The question you put up to me is a hard one. It is awfully hard to advise anyone
about places to go in the west unless they have been
about in this country a good deal. Then one can say of a new place that it is like
such-or-such another place. I think Taos (TAOS) New
Mexico8, is the best place I know to go alone. The adobe hotel is
clean and comfortable, the food poor but passable, the water
questionable—though no one has ever been ill from it—The well is in the
middle of the court with two closets very near by. It is the way of the country. The
court is always attractive; sometimes smelly, often not.
The country is glorious—lots of lovely little towns within easy riding
distance; all Mexican and Indian, no gringoes. You can get good saddle horses for
little money. It’s more comfortable than camping. In the South-west9, at least, you need a cool, shadowy
adobe house after you’ve been out in that blaze of heat and color. Taos is decidedly
the best place I know. The only place I know where the best of the country lies
hand, and where the hardships are very mild. In most of the glorious places, you have to take it
pretty rough. This is wonderful enough country up here, but to me,
the Wyoming and Montana10 are always tame compared with the Southwest.
I know, by the way, an ideal dude ranch about 87 miles from here. This is nearest railway point, auto mobile stage from here, fare $10 each way. The Amoretti Ranch11 Eugenio Amoretti12 Du Bois, Wyoming13NUMBER FIVE BANK STREET
I had three heavenly weeks in Taos last month. There is only one hotel14 there. My name would introduce you to the
proprietor, Mrs. Pooler15, or her executive,
Lucero16, known as “Ruth”. Taos is
miles from the D. &. R. G.17 Good
automobile stage. The railroad trip is hard, but best up the Santa Fé to
Santa Fé18, then by D. &. R. G. to Taos
Junction, then John Dunn19's stage.
I shall be here for two weeks longer, then go to Cheyenne20 & Sheridan21
for short stays, and finally to Red Cloud22
to see my mother23. The heat throughout the
west has been terrible. It has been as high as 95° at noon, even here, but a
mountain storm soon cools the air. It is never hot in Taos, except for three hours
an in the afternoon, when everyone sleeps.
I haven’t done any work, because I’ve been doing more interesting things ever since
I suspect I would feel like writing if I stopped long enough, however. I had been
seeing too much of the wrong kind of people—wrong for me—last winter. Of
marriage25 is still hard
enough—always will be,
afraid—but the rest of the world looks as it used to and is not overcast. I am
here with my older brother and his wife26. They
have such a comfy little house, three
youngsters27, and two rivers flow through the back yard,—one of
them full of trout. We get good saddle horses and take
long rides—fine sand hills to the east of us, the Wind River range to the

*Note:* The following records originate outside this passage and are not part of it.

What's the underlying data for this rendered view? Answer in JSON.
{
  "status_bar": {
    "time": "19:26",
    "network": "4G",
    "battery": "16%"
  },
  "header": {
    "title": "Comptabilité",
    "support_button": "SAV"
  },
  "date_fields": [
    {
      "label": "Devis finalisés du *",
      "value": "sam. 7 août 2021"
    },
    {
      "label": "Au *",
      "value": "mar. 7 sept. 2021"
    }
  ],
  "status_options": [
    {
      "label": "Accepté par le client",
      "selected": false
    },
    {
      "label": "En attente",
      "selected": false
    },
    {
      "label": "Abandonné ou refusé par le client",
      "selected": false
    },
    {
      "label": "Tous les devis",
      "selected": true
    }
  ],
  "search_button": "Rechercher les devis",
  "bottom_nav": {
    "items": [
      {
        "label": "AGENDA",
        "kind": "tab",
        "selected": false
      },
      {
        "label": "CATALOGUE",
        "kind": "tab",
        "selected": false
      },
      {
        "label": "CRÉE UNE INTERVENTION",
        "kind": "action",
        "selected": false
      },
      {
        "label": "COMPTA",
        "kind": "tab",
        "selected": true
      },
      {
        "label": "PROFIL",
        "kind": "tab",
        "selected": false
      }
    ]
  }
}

I’m so glad you have had a last good spurt on the book28. That ought to put it through in good shape. I almost think you could actually write at Taos. Surely a Provençal story is an exciting possibility. The sun down there might help you. At any rate, it couldn’t hinder.
I shall be in Red Cloud by the end of August. If, in the meantime, I can tell you about western places, address me at Bank Street. I wish you’d thought of coming west earlier.W— Chocorua